Land creatures shunned her as an outsider. Just as well as she trusted them not, in turn, for she was gripped by fear from a near-mad vision of their wide-open maws puffing hot breath her way as she slowly turned to vapor and salt mist.
“Why have you, Mother, my sweet, honest, sea forsaken me?” she cried. Had all that was good and full of grace vanished in the wind?
No answer came. So she took to a safe cave, where frozen ice glittered up high, to watch this new world. Eons passed. In time, her innocence faded. Her lonely soul longed for any manner of living. She could hide no more.
One barren morning she braved a walk in the sunshine’s glare. Unbeknownst to her, she caught the eye of a land creature, new to the inland. She soon sensed something had changed and turned. Their gaze met and locked.
What an odd thing, the ocean’s daughter thought. A different sort, tall and strong, but like a scruffy shore-tree that had weathered the wind for too many days. Was it a stranger to this land, too, she wondered, with a strange prayer silent in her heart.
Then the land creature crossed over to greet her.
“ Dia dhuit!” it hailed.
Up close it seemed not as weathered with scruff. The ocean’s daughter warmed to the new thing the second her heart beat like a bird when it took hold her hand.
“I am a man,” he said.
To her delight, he spoke in words she could understand. He told of a life lived lonely, too, along ledges of barren rocks stuck between the land and shore. Came one morning, he heard a soft call that drove him to wander down to the beach, searching for he knew not what. But now, he knew his quest was over. This woman was the summit of his lifelong dreams.

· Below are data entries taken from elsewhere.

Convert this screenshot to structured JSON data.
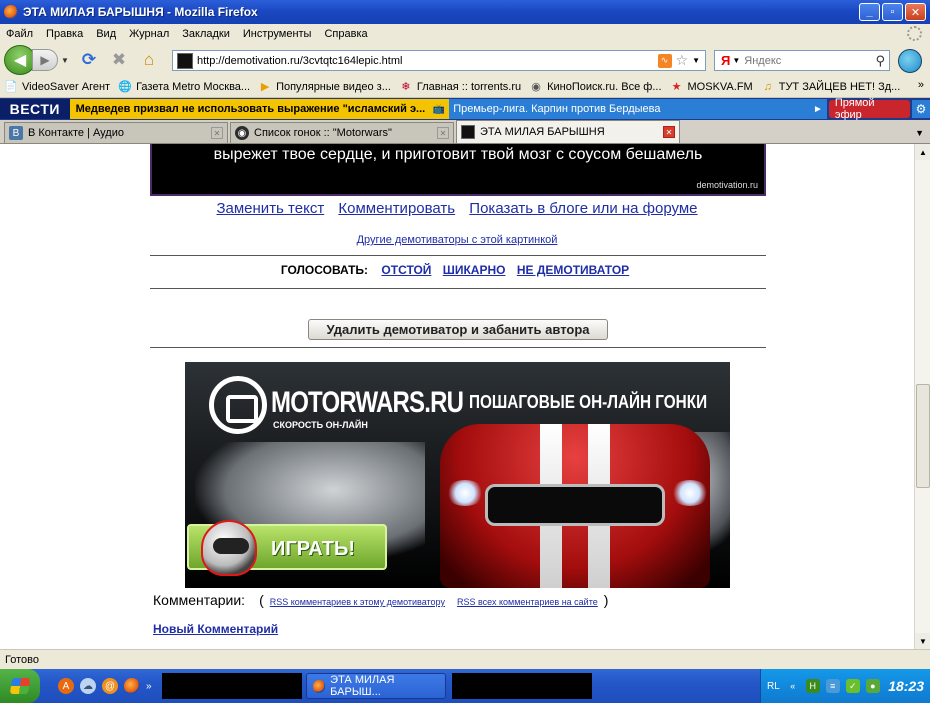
{
  "window": {
    "title": "ЭТА МИЛАЯ БАРЫШНЯ - Mozilla Firefox",
    "minimize": "_",
    "maximize": "▫",
    "close": "✕"
  },
  "menu": [
    "Файл",
    "Правка",
    "Вид",
    "Журнал",
    "Закладки",
    "Инструменты",
    "Справка"
  ],
  "nav": {
    "url": "http://demotivation.ru/3cvtqtc164lepic.html",
    "search_placeholder": "Яндекс",
    "search_engine": "Я"
  },
  "bookmarks": [
    {
      "label": "VideoSaver Агент",
      "icon": "page-icon"
    },
    {
      "label": "Газета Metro Москва...",
      "icon": "globe-icon"
    },
    {
      "label": "Популярные видео з...",
      "icon": "play-icon"
    },
    {
      "label": "Главная :: torrents.ru",
      "icon": "bug-icon"
    },
    {
      "label": "КиноПоиск.ru. Все ф...",
      "icon": "film-icon"
    },
    {
      "label": "MOSKVA.FM",
      "icon": "star-icon"
    },
    {
      "label": "ТУТ ЗАЙЦЕВ НЕТ! Зд...",
      "icon": "music-icon"
    }
  ],
  "bookmarks_more": "»",
  "news": {
    "brand": "ВЕСТИ",
    "headline1": "Медведев призвал не использовать выражение \"исламский э...",
    "headline2": "Премьер-лига. Карпин против Бердыева",
    "live": "Прямой эфир"
  },
  "tabs": [
    {
      "label": "В Контакте | Аудио",
      "icon": "vk-icon",
      "active": false
    },
    {
      "label": "Список гонок :: \"Motorwars\"",
      "icon": "motorwars-icon",
      "active": false
    },
    {
      "label": "ЭТА МИЛАЯ БАРЫШНЯ",
      "icon": "page-icon",
      "active": true
    }
  ],
  "page": {
    "caption": "вырежет твое сердце, и приготовит твой мозг с соусом  бешамель",
    "watermark": "demotivation.ru",
    "links": [
      "Заменить текст",
      "Комментировать",
      "Показать в блоге или на форуме"
    ],
    "other": "Другие демотиваторы с этой картинкой",
    "vote_label": "ГОЛОСОВАТЬ:",
    "vote_options": [
      "ОТСТОЙ",
      "ШИКАРНО",
      "НЕ ДЕМОТИВАТОР"
    ],
    "delete_button": "Удалить демотиватор и забанить автора",
    "banner": {
      "brand": "MOTORWARS.RU",
      "brand_sub": "СКОРОСТЬ ОН-ЛАЙН",
      "tagline": "ПОШАГОВЫЕ ОН-ЛАЙН ГОНКИ",
      "play": "ИГРАТЬ!"
    },
    "comments_label": "Комментарии:",
    "rss1": "RSS комментариев к этому демотиватору",
    "rss2": "RSS всех комментариев на сайте",
    "paren_open": "(",
    "paren_close": ")",
    "new_comment": "Новый Комментарий"
  },
  "status": "Готово",
  "taskbar": {
    "item": "ЭТА МИЛАЯ БАРЫШ...",
    "lang": "RL",
    "clock": "18:23",
    "more": "»"
  },
  "colors": {
    "link": "#1f2ea8",
    "news_yellow": "#f5c400",
    "live_red": "#c9252c",
    "taskbar_blue": "#2457c8"
  }
}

The landman said if she wished, he’s lead the woman back to the shore to melt into the sea once more. She pondered a bittersweet homecoming, reunited and moving with the ocean tide. But the land man’s intent was true and kind.
And then she finally understood. She was to blow with the blustery wind, tides, and waves. He was to stand firm and define the shore, a safeguard from the crush of the crashing sea. Even so, there was still a small path where they might flow and melt in the spaces in between, to nourish their souls and create more life. Two halves of one, they were destined to live side by side, together, yet apart.

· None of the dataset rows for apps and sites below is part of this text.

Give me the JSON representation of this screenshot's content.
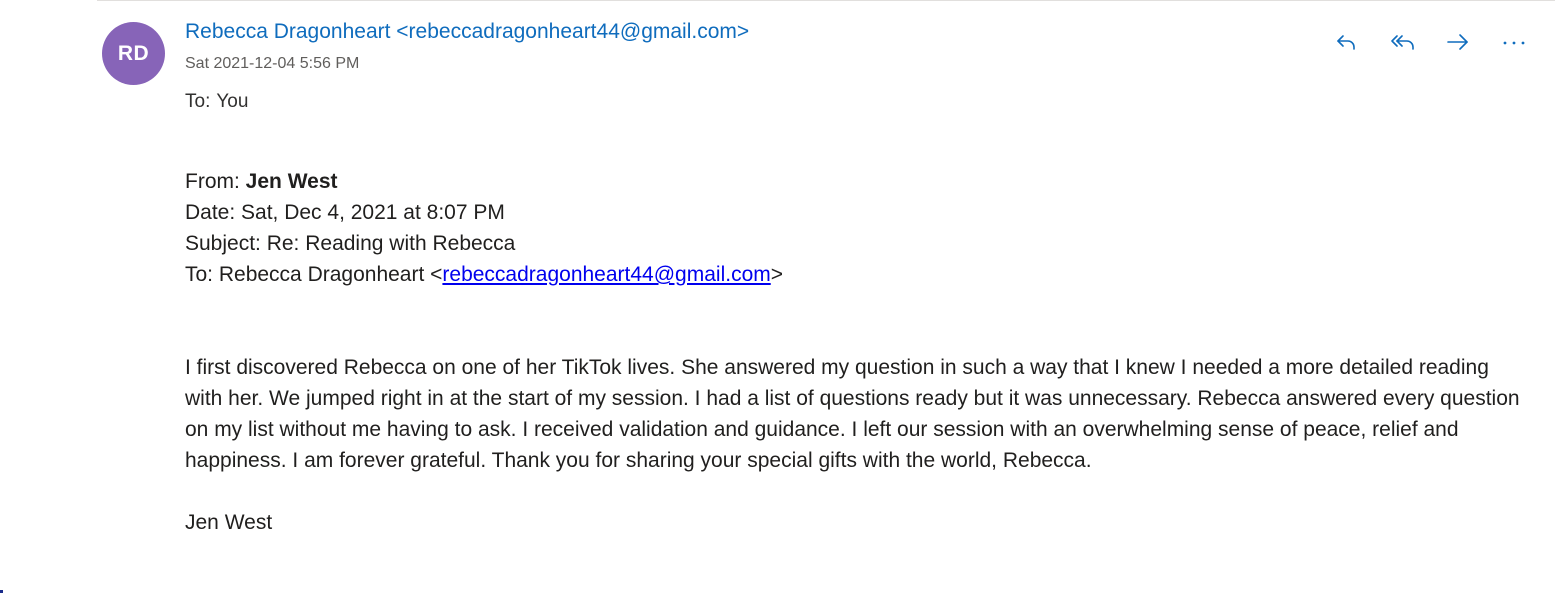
{
  "message": {
    "avatar_initials": "RD",
    "sender": "Rebecca Dragonheart <rebeccadragonheart44@gmail.com>",
    "timestamp": "Sat 2021-12-04 5:56 PM",
    "to_label": "To:",
    "to_value": "You"
  },
  "actions": [
    {
      "name": "reply",
      "icon": "reply-icon"
    },
    {
      "name": "reply-all",
      "icon": "reply-all-icon"
    },
    {
      "name": "forward",
      "icon": "forward-icon"
    },
    {
      "name": "more",
      "icon": "more-actions-icon"
    }
  ],
  "forwarded": {
    "from_label": "From:",
    "from_name": "Jen West",
    "date_line": "Date: Sat, Dec 4, 2021 at 8:07 PM",
    "subject_line": "Subject: Re: Reading with Rebecca",
    "to_prefix": "To: Rebecca Dragonheart <",
    "to_email": "rebeccadragonheart44@gmail.com",
    "to_suffix": ">",
    "body": "I first discovered Rebecca on one of her TikTok lives. She answered my question in such a way that I knew I needed a more detailed reading with her. We jumped right in at the start of my session. I had a list of questions ready but it was unnecessary. Rebecca answered every question on my list without me having to ask. I received validation and guidance. I left our session with an overwhelming sense of peace, relief and happiness. I am forever grateful. Thank you for sharing your special gifts with the world, Rebecca.",
    "signature": "Jen West"
  },
  "colors": {
    "accent": "#0f6cbd",
    "avatar_bg": "#8764b8",
    "link": "#0000ee"
  }
}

So, the woman reached out to the landman and he carried her to the water’s edge. Once he put her down, he stood fast and fixed. She then melted but anchored just beside where his feet were planted. At last, locked in their true destiny, the coast, their coast, could never wash away. And as they had merged in love, new life was born. Creatures of all sorts would find their way from the land to sea and back again from that day forward. And the landman and the water woman, never to touch again, would watch over us all for eternity.